Harlan Ellison, the award-winning science fiction and fantasy writer, died Thursday. He was 84.
Ellison's death was confirmed by his fifth wife, Susan, who said he died in his sleep. He wrote novels, comic books, television scripts, and short stories, with his first published piece an article for the Cleveland News when he was 15. Born in Cleveland in 1934, Ellison worked numerous jobs, including as a bodyguard and truck driver, before attending Ohio State University; he was expelled in 1953 after trying to punch a professor critical of his writing.

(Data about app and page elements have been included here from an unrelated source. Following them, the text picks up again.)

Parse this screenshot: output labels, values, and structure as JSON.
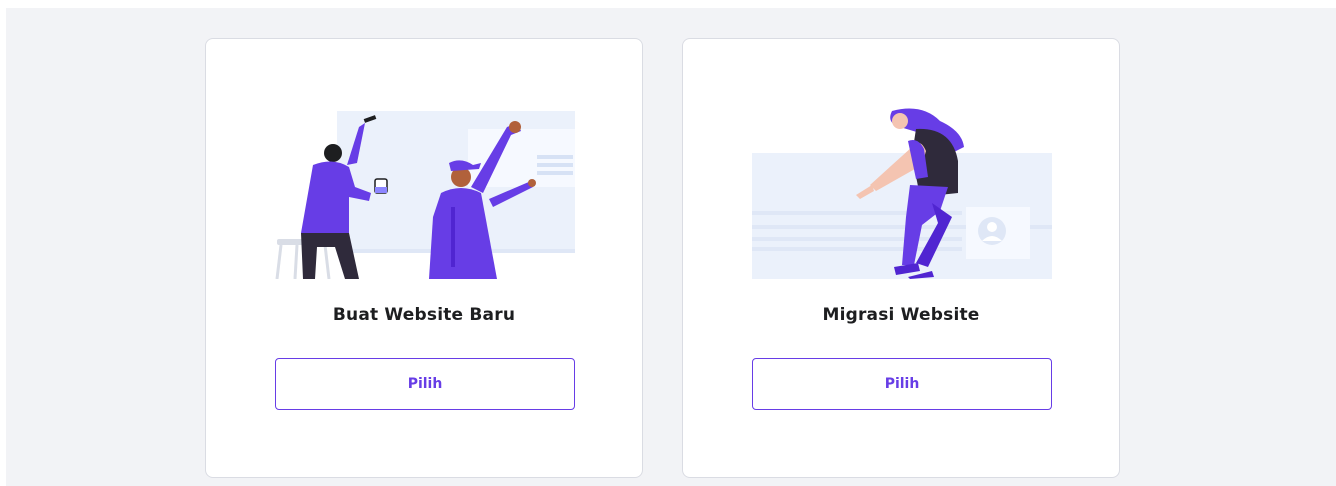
{
  "options": [
    {
      "illustration": "builders-painting-wall-illustration",
      "title": "Buat Website Baru",
      "button_label": "Pilih"
    },
    {
      "illustration": "woman-migrating-website-illustration",
      "title": "Migrasi Website",
      "button_label": "Pilih"
    }
  ],
  "colors": {
    "accent": "#673de6",
    "page_background": "#f2f3f6",
    "card_background": "#ffffff",
    "title_text": "#1d1e20",
    "illustration_panel": "#ebf1fb"
  }
}
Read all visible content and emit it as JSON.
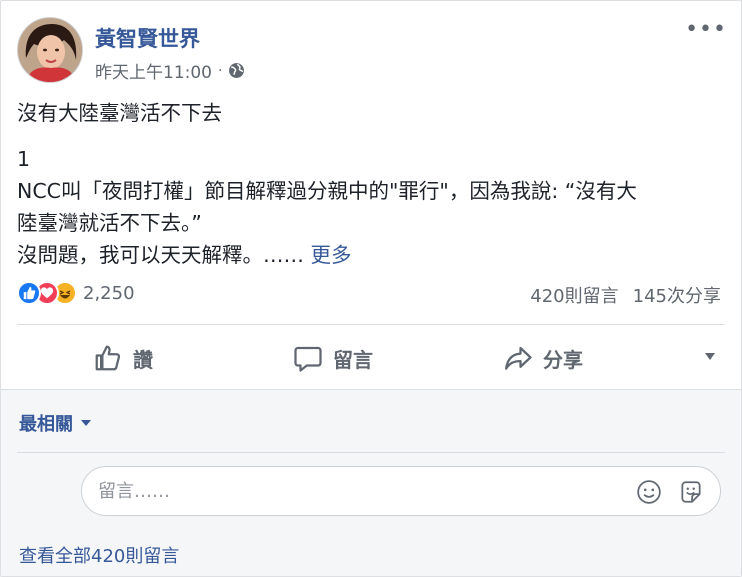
{
  "post": {
    "author": "黃智賢世界",
    "timestamp": "昨天上午11:00",
    "separator": "·",
    "privacy_icon": "globe-icon",
    "more_options_label": "•••",
    "text_lines": [
      "沒有大陸臺灣活不下去",
      "1",
      "NCC叫「夜問打權」節目解釋過分親中的\"罪行\"，因為我說: “沒有大",
      "陸臺灣就活不下去。”",
      "沒問題，我可以天天解釋。……"
    ],
    "see_more": "更多"
  },
  "reactions": {
    "icons": [
      "like-icon",
      "love-icon",
      "haha-icon"
    ],
    "count": "2,250",
    "comments_count": "420則留言",
    "shares_count": "145次分享"
  },
  "actions": {
    "like": "讚",
    "comment": "留言",
    "share": "分享"
  },
  "comments": {
    "sort_label": "最相關",
    "input_placeholder": "留言……",
    "view_all": "查看全部420則留言"
  },
  "colors": {
    "link": "#365899",
    "secondary_text": "#606770",
    "like_blue": "#1877f2",
    "love_red": "#f33e58",
    "haha_yellow": "#f7b125"
  }
}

He then moved to New York City, where he joined a Brooklyn gang called the Barons in order to have material for his debut novel, Web of the City. In 1962, he was fired by Roy Disney almost immediately after he was hired by Walt Disney Studios, after Disney overheard him making a joke about making a pornographic film starring Disney characters.
Ellison spent decades writing scripts for television, and when he wasn't pleased with a final product, asked to be credited for his work under the fake name Cornwainer Bird. He wrote the 1967 Star Trek episode "The City on the Edge of Forever," one of the most critically-acclaimed episodes of the series, but he wasn't happy with the revised script, and asked for Cornwainer Bird to receive credit, The Hollywood Reporter said. Gene Roddenberry denied the request and used Ellison's name, causing friction; Ellison's original script received a Hugo Award and was named the best episodic drama of the year by the Writers Guild of America.